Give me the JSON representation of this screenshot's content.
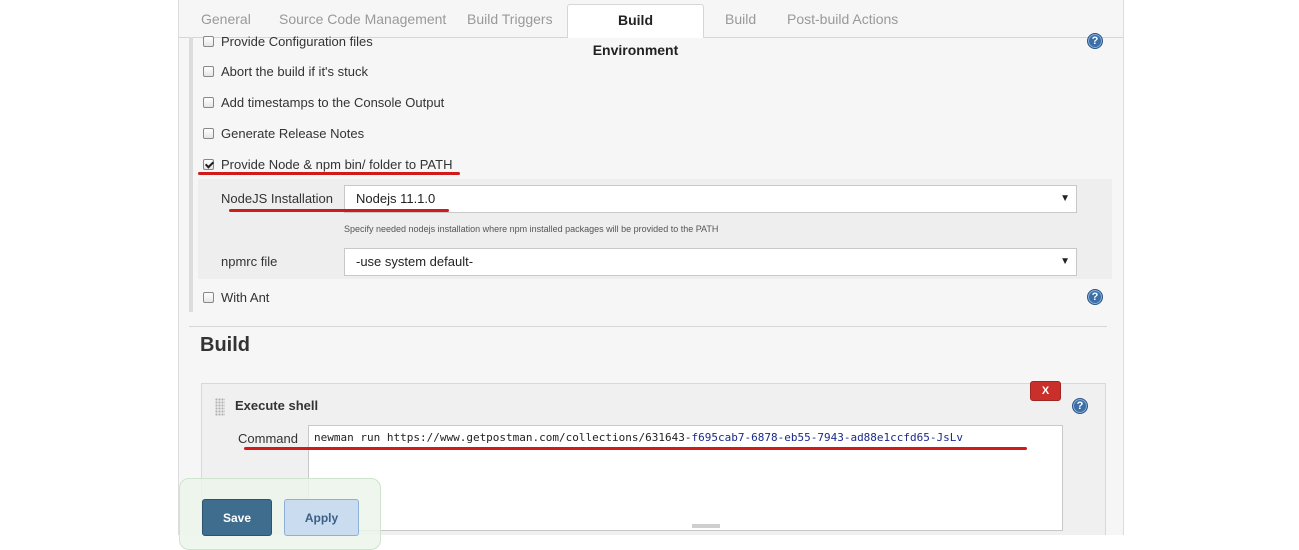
{
  "tabs": [
    {
      "label": "General"
    },
    {
      "label": "Source Code Management"
    },
    {
      "label": "Build Triggers"
    },
    {
      "label": "Build Environment",
      "active": true
    },
    {
      "label": "Build"
    },
    {
      "label": "Post-build Actions"
    }
  ],
  "build_environment": {
    "options": [
      {
        "label": "Provide Configuration files",
        "checked": false
      },
      {
        "label": "Abort the build if it's stuck",
        "checked": false
      },
      {
        "label": "Add timestamps to the Console Output",
        "checked": false
      },
      {
        "label": "Generate Release Notes",
        "checked": false
      },
      {
        "label": "Provide Node & npm bin/ folder to PATH",
        "checked": true
      },
      {
        "label": "With Ant",
        "checked": false
      }
    ],
    "nodejs": {
      "label": "NodeJS Installation",
      "value": "Nodejs 11.1.0",
      "hint": "Specify needed nodejs installation where npm installed packages will be provided to the PATH"
    },
    "npmrc": {
      "label": "npmrc file",
      "value": "-use system default-"
    }
  },
  "build": {
    "title": "Build",
    "step": {
      "title": "Execute shell",
      "delete_label": "X",
      "command_label": "Command",
      "command_prefix": "newman run https://www.getpostman.com/collections/631643-",
      "command_suffix": "f695cab7-6878-eb55-7943-ad88e1ccfd65-JsLv"
    }
  },
  "buttons": {
    "save": "Save",
    "apply": "Apply"
  },
  "help_icon": "?",
  "colors": {
    "annotation_red": "#d11a1a",
    "save_blue": "#3e6d8e",
    "apply_blue": "#c9dcf0",
    "delete_red": "#c9302c",
    "help_blue": "#3c6fa8"
  }
}
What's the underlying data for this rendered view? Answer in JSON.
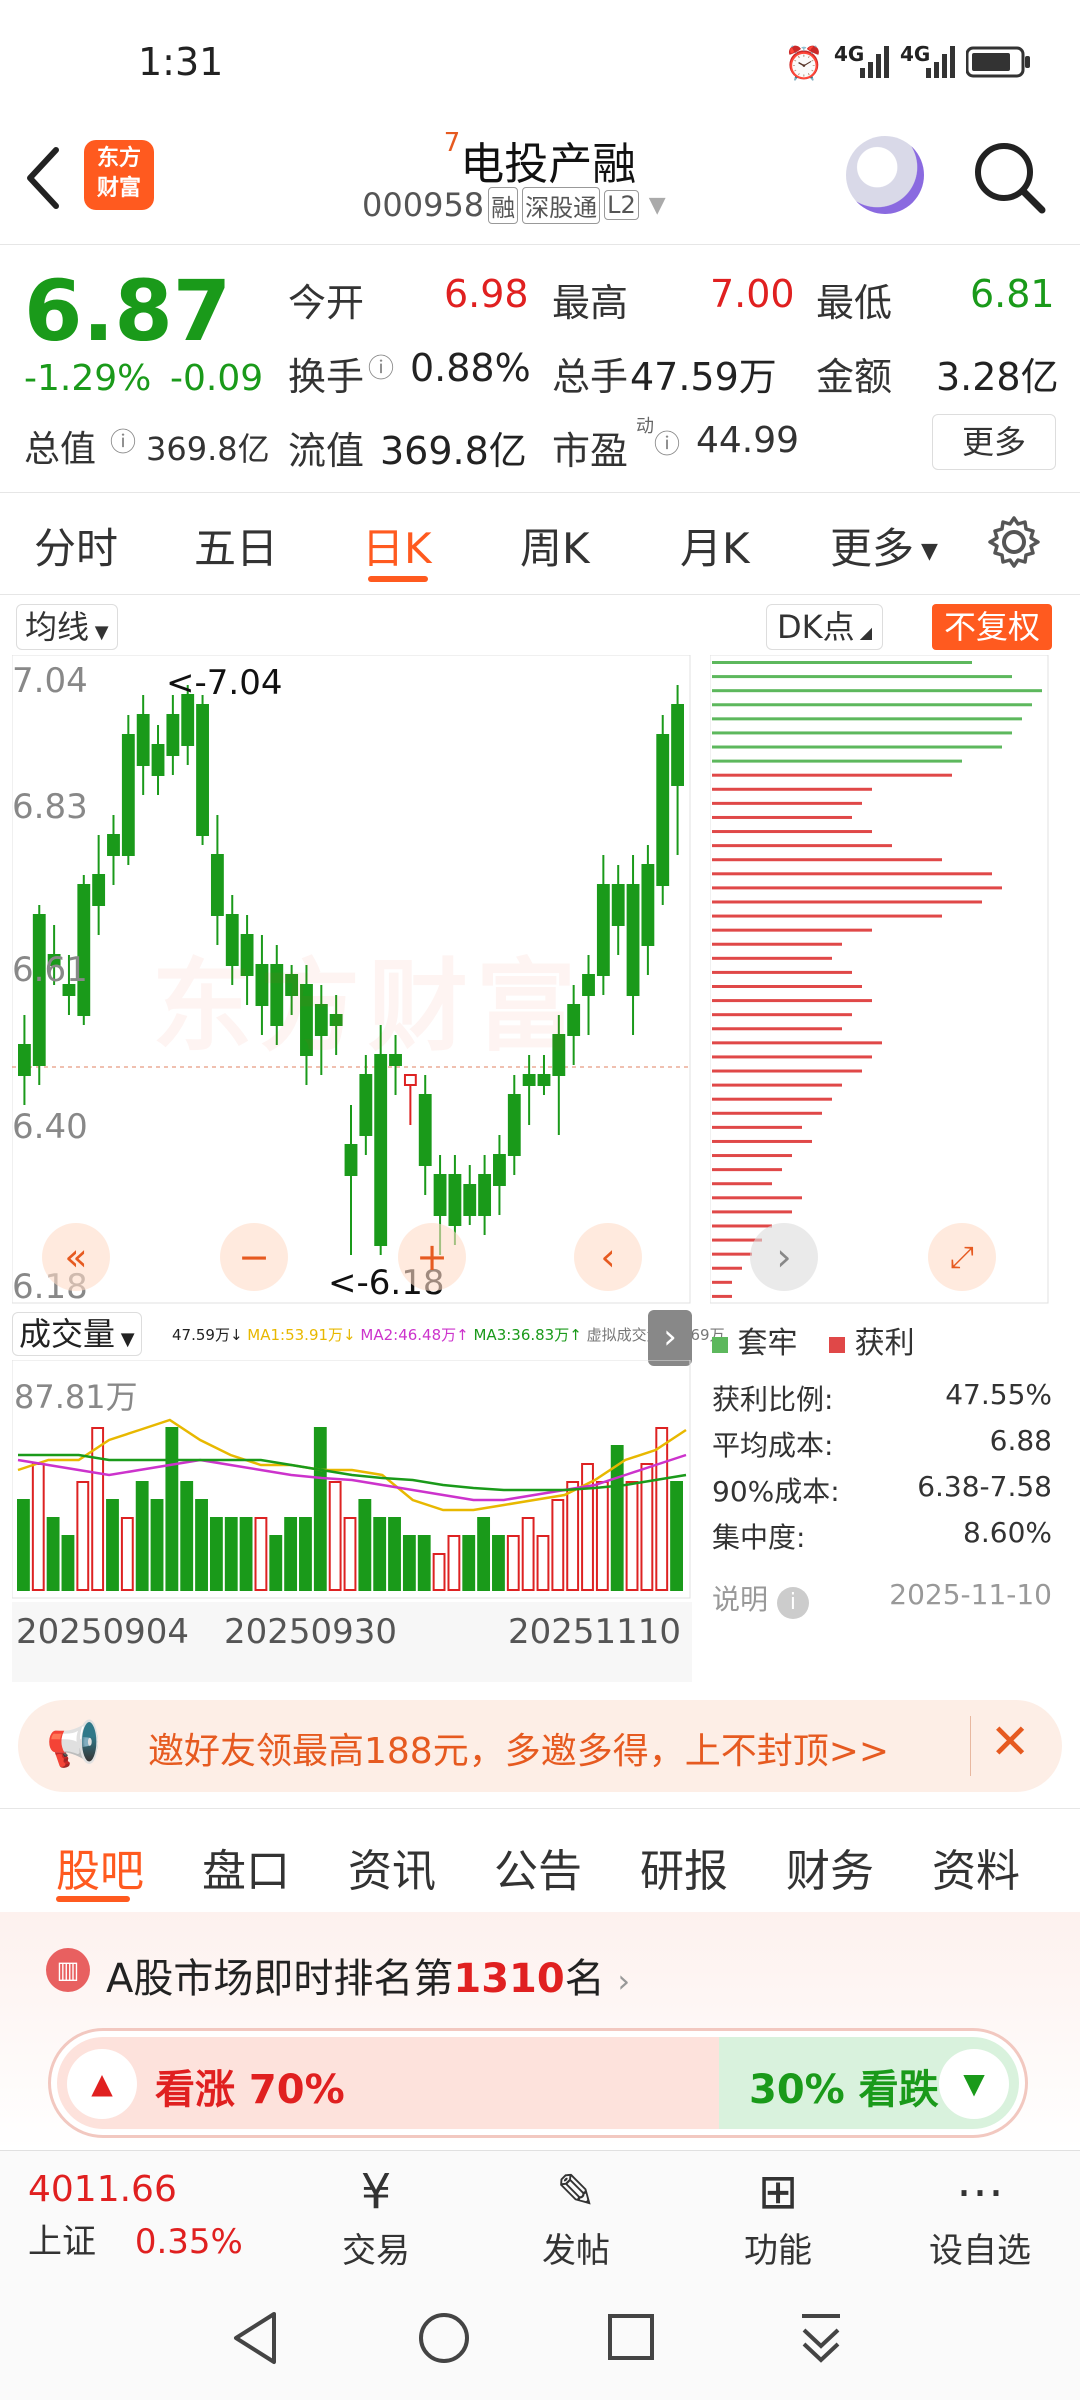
{
  "status_bar": {
    "time": "1:31",
    "signal1": "4G",
    "signal2": "4G"
  },
  "header": {
    "logo_line1": "东方",
    "logo_line2": "财富",
    "title_prefix": "7",
    "title": "电投产融",
    "code": "000958",
    "tag_rong": "融",
    "tag_sgt": "深股通",
    "tag_l2": "L2"
  },
  "quote": {
    "price": "6.87",
    "change_pct": "-1.29%",
    "change_amt": "-0.09",
    "open_label": "今开",
    "open": "6.98",
    "high_label": "最高",
    "high": "7.00",
    "low_label": "最低",
    "low": "6.81",
    "turnover_label": "换手",
    "turnover": "0.88%",
    "volume_label": "总手",
    "volume": "47.59万",
    "amount_label": "金额",
    "amount": "3.28亿",
    "total_value_label": "总值",
    "total_value": "369.8亿",
    "float_value_label": "流值",
    "float_value": "369.8亿",
    "pe_label": "市盈",
    "pe_sup": "动",
    "pe": "44.99",
    "more_label": "更多"
  },
  "kline_tabs": [
    "分时",
    "五日",
    "日K",
    "周K",
    "月K",
    "更多"
  ],
  "kline_active": "日K",
  "chart_controls": {
    "ma_label": "均线",
    "dk_label": "DK点",
    "adjust_label": "不复权",
    "watermark": "东方财富"
  },
  "kline": {
    "y_ticks": [
      "7.04",
      "6.83",
      "6.61",
      "6.40",
      "6.18"
    ],
    "high_marker": "<-7.04",
    "low_marker": "<-6.18"
  },
  "volume": {
    "label": "成交量",
    "legend_vol": "47.59万↓",
    "legend_ma1": "MA1:53.91万↓",
    "legend_ma2": "MA2:46.48万↑",
    "legend_ma3": "MA3:36.83万↑",
    "legend_virtual": "虚拟成交量:64.69万",
    "max_label": "87.81万",
    "dates": [
      "20250904",
      "20250930",
      "20251110"
    ],
    "ma1_color": "#e8b800",
    "ma2_color": "#cc33cc",
    "ma3_color": "#1a9a1a"
  },
  "chip": {
    "legend_trapped": "套牢",
    "legend_profit": "获利",
    "rows": [
      {
        "label": "获利比例:",
        "value": "47.55%"
      },
      {
        "label": "平均成本:",
        "value": "6.88"
      },
      {
        "label": "90%成本:",
        "value": "6.38-7.58"
      },
      {
        "label": "集中度:",
        "value": "8.60%"
      }
    ],
    "note_label": "说明",
    "date": "2025-11-10"
  },
  "banner": {
    "text": "邀好友领最高188元，多邀多得，上不封顶>>"
  },
  "bottom_tabs": [
    "股吧",
    "盘口",
    "资讯",
    "公告",
    "研报",
    "财务",
    "资料"
  ],
  "bottom_tab_active": "股吧",
  "ranking": {
    "prefix": "A股市场即时排名第",
    "rank": "1310",
    "suffix": "名"
  },
  "sentiment": {
    "up_label": "看涨 70%",
    "down_label": "30% 看跌",
    "up_fraction": 0.7
  },
  "bottom_bar": {
    "index_value": "4011.66",
    "index_name": "上证",
    "index_change": "0.35%",
    "items": [
      "交易",
      "发帖",
      "功能",
      "设自选"
    ]
  },
  "colors": {
    "up": "#e02020",
    "down": "#1a9a1a",
    "accent": "#ff5a1f"
  }
}
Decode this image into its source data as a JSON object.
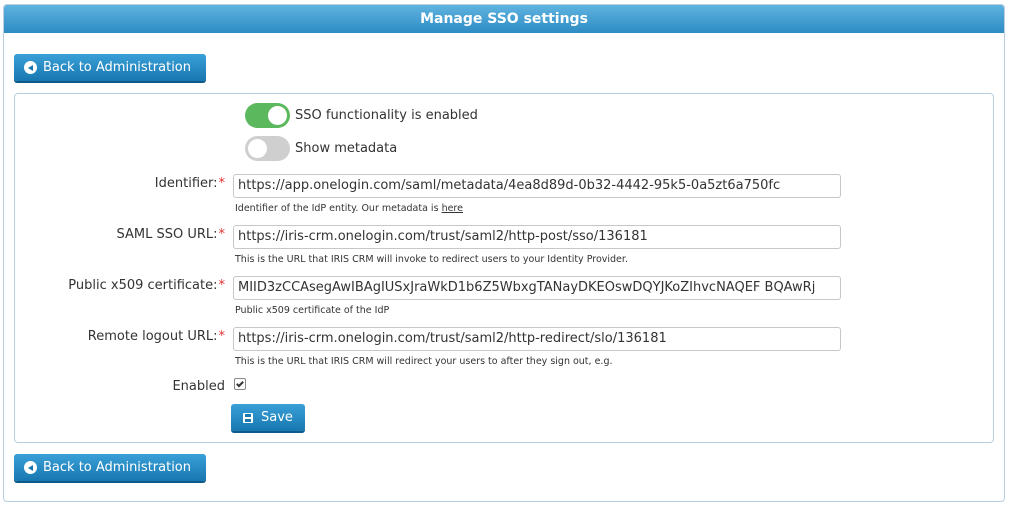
{
  "header": {
    "title": "Manage SSO settings"
  },
  "nav": {
    "back_label": "Back to Administration"
  },
  "toggles": {
    "sso_enabled": {
      "label": "SSO functionality is enabled",
      "state": "on"
    },
    "show_metadata": {
      "label": "Show metadata",
      "state": "off"
    }
  },
  "fields": {
    "identifier": {
      "label": "Identifier:",
      "value": "https://app.onelogin.com/saml/metadata/4ea8d89d-0b32-4442-95k5-0a5zt6a750fc",
      "hint": "Identifier of the IdP entity. Our metadata is",
      "hint_link": "here"
    },
    "sso_url": {
      "label": "SAML SSO URL:",
      "value": "https://iris-crm.onelogin.com/trust/saml2/http-post/sso/136181",
      "hint": "This is the URL that IRIS CRM will invoke to redirect users to your Identity Provider."
    },
    "certificate": {
      "label": "Public x509 certificate:",
      "value": "MIID3zCCAsegAwIBAgIUSxJraWkD1b6Z5WbxgTANayDKEOswDQYJKoZIhvcNAQEF BQAwRj",
      "hint": "Public x509 certificate of the IdP"
    },
    "logout_url": {
      "label": "Remote logout URL:",
      "value": "https://iris-crm.onelogin.com/trust/saml2/http-redirect/slo/136181",
      "hint": "This is the URL that IRIS CRM will redirect your users to after they sign out, e.g."
    }
  },
  "required_mark": "*",
  "enabled": {
    "label": "Enabled",
    "checked": true
  },
  "actions": {
    "save_label": "Save"
  }
}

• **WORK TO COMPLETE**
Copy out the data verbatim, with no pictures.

• **RESULT BELOW**
Give me the JSON representation of this screenshot's content.
{
  "tabs": [
    {
      "label": "General"
    },
    {
      "label": "Source Code Management"
    },
    {
      "label": "Build Triggers"
    },
    {
      "label": "Build Environment",
      "active": true
    },
    {
      "label": "Build"
    },
    {
      "label": "Post-build Actions"
    }
  ],
  "build_environment": {
    "options": [
      {
        "label": "Provide Configuration files",
        "checked": false
      },
      {
        "label": "Abort the build if it's stuck",
        "checked": false
      },
      {
        "label": "Add timestamps to the Console Output",
        "checked": false
      },
      {
        "label": "Generate Release Notes",
        "checked": false
      },
      {
        "label": "Provide Node & npm bin/ folder to PATH",
        "checked": true
      },
      {
        "label": "With Ant",
        "checked": false
      }
    ],
    "nodejs": {
      "label": "NodeJS Installation",
      "value": "Nodejs 11.1.0",
      "hint": "Specify needed nodejs installation where npm installed packages will be provided to the PATH"
    },
    "npmrc": {
      "label": "npmrc file",
      "value": "-use system default-"
    }
  },
  "build": {
    "title": "Build",
    "step": {
      "title": "Execute shell",
      "delete_label": "X",
      "command_label": "Command",
      "command_prefix": "newman run https://www.getpostman.com/collections/631643-",
      "command_suffix": "f695cab7-6878-eb55-7943-ad88e1ccfd65-JsLv"
    }
  },
  "buttons": {
    "save": "Save",
    "apply": "Apply"
  },
  "help_icon": "?",
  "colors": {
    "annotation_red": "#d11a1a",
    "save_blue": "#3e6d8e",
    "apply_blue": "#c9dcf0",
    "delete_red": "#c9302c",
    "help_blue": "#3c6fa8"
  }
}
What's the underlying data for this rendered view? Answer in JSON.
{
  "status_bar": {
    "time": "1:31",
    "signal1": "4G",
    "signal2": "4G"
  },
  "header": {
    "logo_line1": "东方",
    "logo_line2": "财富",
    "title_prefix": "7",
    "title": "电投产融",
    "code": "000958",
    "tag_rong": "融",
    "tag_sgt": "深股通",
    "tag_l2": "L2"
  },
  "quote": {
    "price": "6.87",
    "change_pct": "-1.29%",
    "change_amt": "-0.09",
    "open_label": "今开",
    "open": "6.98",
    "high_label": "最高",
    "high": "7.00",
    "low_label": "最低",
    "low": "6.81",
    "turnover_label": "换手",
    "turnover": "0.88%",
    "volume_label": "总手",
    "volume": "47.59万",
    "amount_label": "金额",
    "amount": "3.28亿",
    "total_value_label": "总值",
    "total_value": "369.8亿",
    "float_value_label": "流值",
    "float_value": "369.8亿",
    "pe_label": "市盈",
    "pe_sup": "动",
    "pe": "44.99",
    "more_label": "更多"
  },
  "kline_tabs": [
    "分时",
    "五日",
    "日K",
    "周K",
    "月K",
    "更多"
  ],
  "kline_active": "日K",
  "chart_controls": {
    "ma_label": "均线",
    "dk_label": "DK点",
    "adjust_label": "不复权",
    "watermark": "东方财富"
  },
  "kline": {
    "y_ticks": [
      "7.04",
      "6.83",
      "6.61",
      "6.40",
      "6.18"
    ],
    "high_marker": "<-7.04",
    "low_marker": "<-6.18"
  },
  "volume": {
    "label": "成交量",
    "legend_vol": "47.59万↓",
    "legend_ma1": "MA1:53.91万↓",
    "legend_ma2": "MA2:46.48万↑",
    "legend_ma3": "MA3:36.83万↑",
    "legend_virtual": "虚拟成交量:64.69万",
    "max_label": "87.81万",
    "dates": [
      "20250904",
      "20250930",
      "20251110"
    ],
    "ma1_color": "#e8b800",
    "ma2_color": "#cc33cc",
    "ma3_color": "#1a9a1a"
  },
  "chip": {
    "legend_trapped": "套牢",
    "legend_profit": "获利",
    "rows": [
      {
        "label": "获利比例:",
        "value": "47.55%"
      },
      {
        "label": "平均成本:",
        "value": "6.88"
      },
      {
        "label": "90%成本:",
        "value": "6.38-7.58"
      },
      {
        "label": "集中度:",
        "value": "8.60%"
      }
    ],
    "note_label": "说明",
    "date": "2025-11-10"
  },
  "banner": {
    "text": "邀好友领最高188元，多邀多得，上不封顶>>"
  },
  "bottom_tabs": [
    "股吧",
    "盘口",
    "资讯",
    "公告",
    "研报",
    "财务",
    "资料"
  ],
  "bottom_tab_active": "股吧",
  "ranking": {
    "prefix": "A股市场即时排名第",
    "rank": "1310",
    "suffix": "名"
  },
  "sentiment": {
    "up_label": "看涨 70%",
    "down_label": "30% 看跌",
    "up_fraction": 0.7
  },
  "bottom_bar": {
    "index_value": "4011.66",
    "index_name": "上证",
    "index_change": "0.35%",
    "items": [
      "交易",
      "发帖",
      "功能",
      "设自选"
    ]
  },
  "colors": {
    "up": "#e02020",
    "down": "#1a9a1a",
    "accent": "#ff5a1f"
  }
}
Decode this image into its source data as a JSON object.
{
  "header": {
    "title": "Manage SSO settings"
  },
  "nav": {
    "back_label": "Back to Administration"
  },
  "toggles": {
    "sso_enabled": {
      "label": "SSO functionality is enabled",
      "state": "on"
    },
    "show_metadata": {
      "label": "Show metadata",
      "state": "off"
    }
  },
  "fields": {
    "identifier": {
      "label": "Identifier:",
      "value": "https://app.onelogin.com/saml/metadata/4ea8d89d-0b32-4442-95k5-0a5zt6a750fc",
      "hint": "Identifier of the IdP entity. Our metadata is",
      "hint_link": "here"
    },
    "sso_url": {
      "label": "SAML SSO URL:",
      "value": "https://iris-crm.onelogin.com/trust/saml2/http-post/sso/136181",
      "hint": "This is the URL that IRIS CRM will invoke to redirect users to your Identity Provider."
    },
    "certificate": {
      "label": "Public x509 certificate:",
      "value": "MIID3zCCAsegAwIBAgIUSxJraWkD1b6Z5WbxgTANayDKEOswDQYJKoZIhvcNAQEF BQAwRj",
      "hint": "Public x509 certificate of the IdP"
    },
    "logout_url": {
      "label": "Remote logout URL:",
      "value": "https://iris-crm.onelogin.com/trust/saml2/http-redirect/slo/136181",
      "hint": "This is the URL that IRIS CRM will redirect your users to after they sign out, e.g."
    }
  },
  "required_mark": "*",
  "enabled": {
    "label": "Enabled",
    "checked": true
  },
  "actions": {
    "save_label": "Save"
  }
}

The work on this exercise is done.